Summary: I can’t figure out how to make small-site multihoming (without BGP or PI address space) work reliably and decently fast (failover in seconds, not hours) with IPv6. I’m probably not alone.
Problem: There are cases where a small site needs (or wants) to have Internet connectivity from two ISPs without going through the hassle of getting a BGP AS number and provider-independent address space, and running BGP with both upstream ISPs.
The primary/backup scenario is very easy to implement with multiple per-interface NAT rules in IPv4 world. With some load balancing trick, you can use both links simultaneously and if you really want to stretch the envelope, you can try to deploy publicly-accessible servers (although I would try every public cloud solution before pulling this stunt).
Is this realistic? Sure it is, let me give you a personal example. I usually work from home and Internet is one of my indispensable tools; it’s totally unacceptable to have no Internet connectivity for a few hours (or days). I’m positive more and more individuals and small businesses will have similar requirements.
What’s the big deal with IPv6? The IPv4 approach to this problem involves heavy use of NAT44, which allows us to control the return path (based on source IP address in the outgoing packet). As of today, there’s no production-grade NAT66 (see comments to this post), so the same principle cannot be deployed in IPv6 world.
Worst case, if we can’t make small-site multihoming work reliably with IPv6, a lot of users will be forced to go down the PI/BGP path and the Internet routing tables will explode even faster than expected.
Alternative approaches? Multihoming was supposed to be an integral part of IPv6 (not really, a lot of details are missing – another topic of my Upcoming Internet Challenges webinar), but maybe the following trick would work for small sites. Please share your opinions in the comments.
Could this work?
A CPE router with two uplinks will get delegated prefixes from both ISPs through DHCPv6. You can assign both prefixes to the LAN interface and your IPv6 hosts using stateless autoconfiguration (SLAAC – RFC 4862) will get an address from each delegated prefix (having multiple IPv6 addresses per interface is a standard IPv6 feature). However, the address selection rules the IPv6 hosts are suppose to use (RFC 3484) don’t take in account the path availability.
If one of the upstream links fails, your IPv6 hosts would continue using the IPv6 address from the now-unreachable address space and although the outbound traffic would be forwarded over the remaining link, the return traffic would end up in wrong AS (with the failed link to your site) and would be dropped.

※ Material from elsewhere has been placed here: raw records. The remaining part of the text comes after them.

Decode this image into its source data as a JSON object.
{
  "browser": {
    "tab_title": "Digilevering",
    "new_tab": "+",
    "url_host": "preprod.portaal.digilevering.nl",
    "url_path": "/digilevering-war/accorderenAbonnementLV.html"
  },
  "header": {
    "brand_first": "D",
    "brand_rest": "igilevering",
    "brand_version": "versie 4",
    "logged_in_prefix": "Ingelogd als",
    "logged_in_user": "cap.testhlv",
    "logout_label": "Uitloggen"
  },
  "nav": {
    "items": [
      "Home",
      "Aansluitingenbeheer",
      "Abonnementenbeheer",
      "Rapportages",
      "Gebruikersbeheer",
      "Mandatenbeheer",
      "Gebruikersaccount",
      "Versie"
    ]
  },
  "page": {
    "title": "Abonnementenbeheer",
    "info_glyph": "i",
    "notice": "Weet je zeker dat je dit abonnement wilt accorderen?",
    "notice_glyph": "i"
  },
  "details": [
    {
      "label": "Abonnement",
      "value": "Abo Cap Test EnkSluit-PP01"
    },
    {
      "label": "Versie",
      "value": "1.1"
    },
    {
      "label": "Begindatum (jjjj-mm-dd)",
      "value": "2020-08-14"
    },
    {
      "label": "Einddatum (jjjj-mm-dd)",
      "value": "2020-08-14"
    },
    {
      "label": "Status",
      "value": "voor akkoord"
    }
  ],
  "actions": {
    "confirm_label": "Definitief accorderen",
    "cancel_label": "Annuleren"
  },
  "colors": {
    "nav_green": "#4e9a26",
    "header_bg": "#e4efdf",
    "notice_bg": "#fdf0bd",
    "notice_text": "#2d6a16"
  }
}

Assuming DHCPv6 prefix delegation and DHCPv6 clients in CPE routers work as intended, it’s possible to detect link loss and subsequent delegated prefix loss, and revoke the IPv6 prefix from router advertisements sent to the LAN interfaces, but that might be a slow process. The minimum valid lifetime of an IPv6 prefix in ND messages used for stateless autoconfiguration is two hours to prevent denial-of-service attacks (see paragraph (e) of section 5.5.3 of RFC 4862), so it could take up to two hours for the IPv6 connectivity to be fully operational after a link loss. Not something I would be happy with.
Last but not least, unless you use some crazy EEM-triggered tricks, your IPv6 hosts will have addresses from both ISPs most of the time. Influencing address selection rules is not trivial (this is how you can do it on Linux and this is the procedure for Windows) and unless you’re pretty experienced your hosts will select one path or the other based on whatever internal decisions they make, not based on the primary/backup selection you’d like to have.

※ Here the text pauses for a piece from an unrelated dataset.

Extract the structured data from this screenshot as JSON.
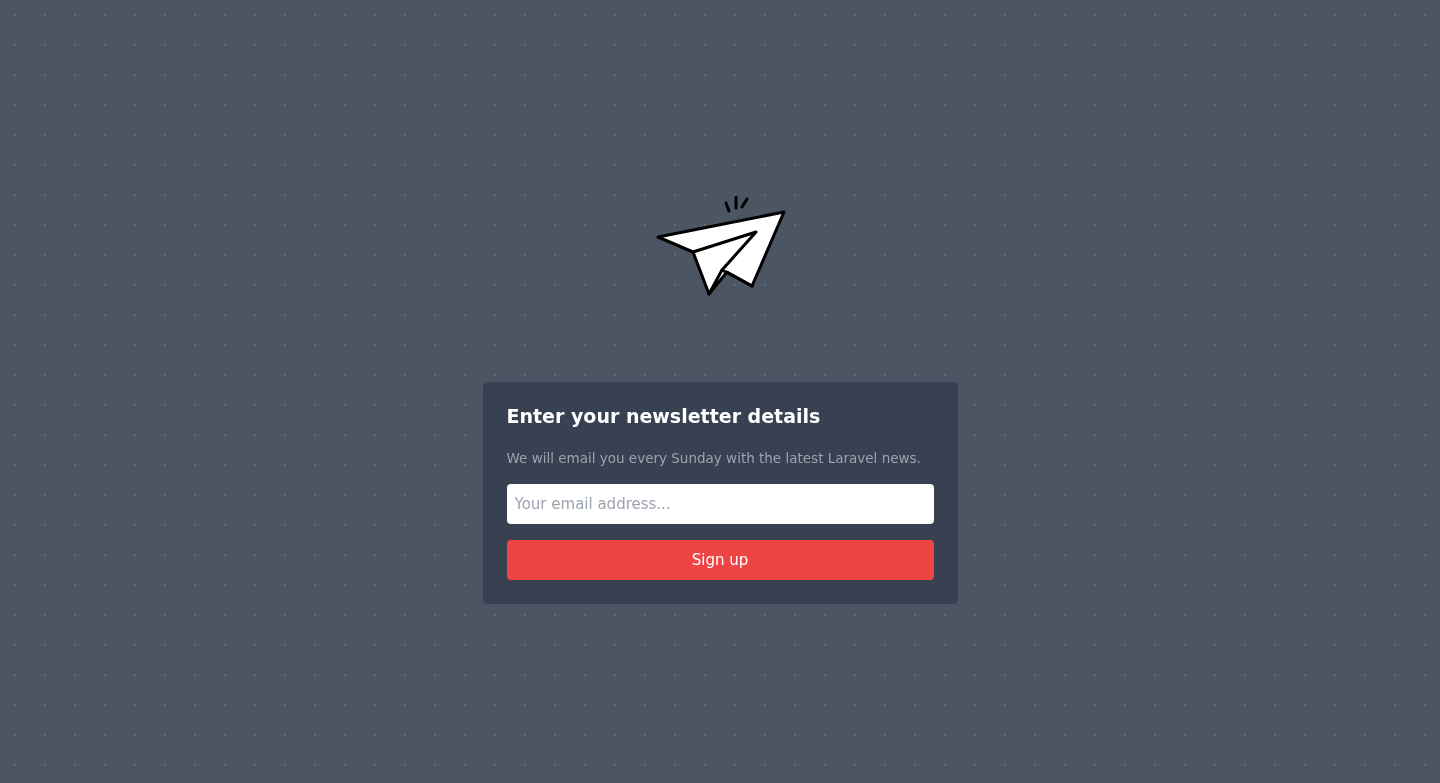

What do you think? Would the end-users who need redundant connectivity implement this kludge or would they request PI address space, BGP AS number and implement BGP (or just ask both ISPs to install static routes for their PI prefix) ... or shall we wait for NAT66?